Gluten intolerance affects more than just people with Celiac disease, which is a serious allergy to the protein. Many people find gluten, a protein found in various ingredients, most commonly wheat, difficult to process. Though IBS and Celiac disease can be mistaken for one another, the symptoms caused by the former are unrelated to the autoimmune system. Though avoiding gluten requires reading a lot of food labels, there are many gluten-free options available today

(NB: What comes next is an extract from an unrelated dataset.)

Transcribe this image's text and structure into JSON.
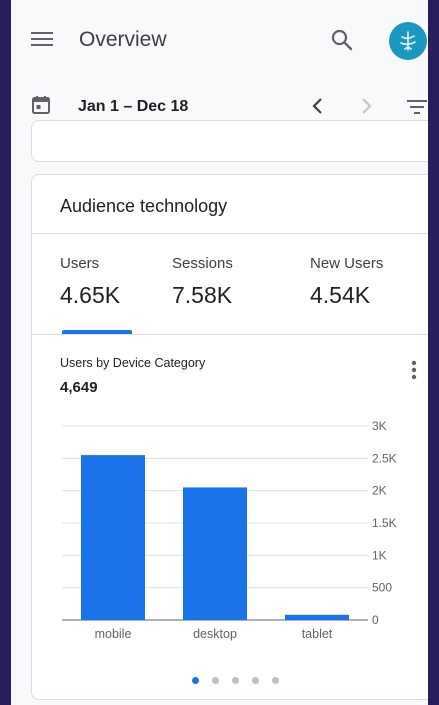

This gut stimulant, once consumed, will quickly take command of the digestive system by moving things along quicker than desired, causing bloating, gas, distention, and discomfort. Soda-based cocktails can exacerbate these symptoms because of the added carbonation. Beer mixes alcohol with carbonation and gluten which is one of the worst options for IBS sufferers. People with and without IBS should consume alcohol only in moderation, and the former may be able to occasionally enjoy distilled alcohol such as gin, vodka, scotch, whiskey and rye, and wine are least likely to cause gastrointestinal issues.
Caffeine is a well-known gastrointestinal stimulant and is best avoided by people with IBS and those prone to symptoms like diarrhoea. Beverages such as coffee, soft drinks, and black or green tea have enough caffeine to irritate the digestive system quite quickly. Though caffeine has numerous health benefits, people with IBS should also seek alternatives.
Carbonated drinks are also good to avoid, as they often cause gas and bloating.
What is the Best Way to Treat IBS
There’s no single diet or medicine that works for everyone with IBS. But there are lots of things that can help if you have been diagnosed with it.
Probiotics are foods rich in beneficial bacteria, like Kefir or Kimchi. Many studies now show that probiotics help to relieve IBS symptoms as well! This is because they help restore the natural balance of bacteria within your gut microbiome. This leads to better digestion, gut motility – and fewer IBS symptoms!
Increase your Fibre
Your gut bugs eat fibre – and they love a good range of them too. However, low fibre diversity is a very common issue and can contribute to your IBS symptoms. You may be eating fruit and vegetables, but what about the carbs, beans, grains or gluten? Getting a variety of fibres is great for your good bacteria to thrive, and restore the balance within your gut!
Stress With multiple studies about Stress causing IBS it is essential to adopt a stress-free lifestyle to manage symptoms and avoid flare-ups. Did you know it works both ways? Being stressed out can trigger IBS symptoms, and IBS can also trigger stress!
CBG For IBS
Can CBG help IBS? As scientists were studying the chemicals found in cannabis plants, called cannabinoids, they discovered humans have receptors built specifically for cannabinoid-like chemicals. Receptors are areas on the cell structure that bind with chemicals and then activate a cell to take action. Researchers called the network of receptors The Endocannabinoid System (ECS). “Endo” means it is found in the body.
Scientists have identified two types of receptors in the human endocannabinoid system. These are CB1 and CB2. CB1 receptors are most often found in the central nervous system (brain) but can also be found in the gut and immune system. CB2 receptors are found in the immune system and the gastrointestinal system. A small number are also found in the brain.
The ESC helps maintain homeostasis (stability) within the body. It modulates several physiological processes, such as sleep, inflammation, pain, and stress.
Cannabigerol (CBG) is a non-intoxicating cannabinoid found in cannabis. CBG is highly anti-inflammatory, antibacterial, and antioxidant. CBG is known as the “The Mother Cannabinoid” because it is the genesis of many major cannabinoids derived from cannabis. Essentially without CBG, CBD oil wouldn’t exist.
So, can CBG help those with irritable bowel syndrome?
Well, research is pointing to yes. CBG interacts with the ECS to create homeostasis in the digestive system. These preliminary research findings suggest that this compound has shown potential in managing symptoms of various digestive issues. Some of these issues include Irritable Bowel Syndrome (IBS) and Irritable Bowel Disease (IBD).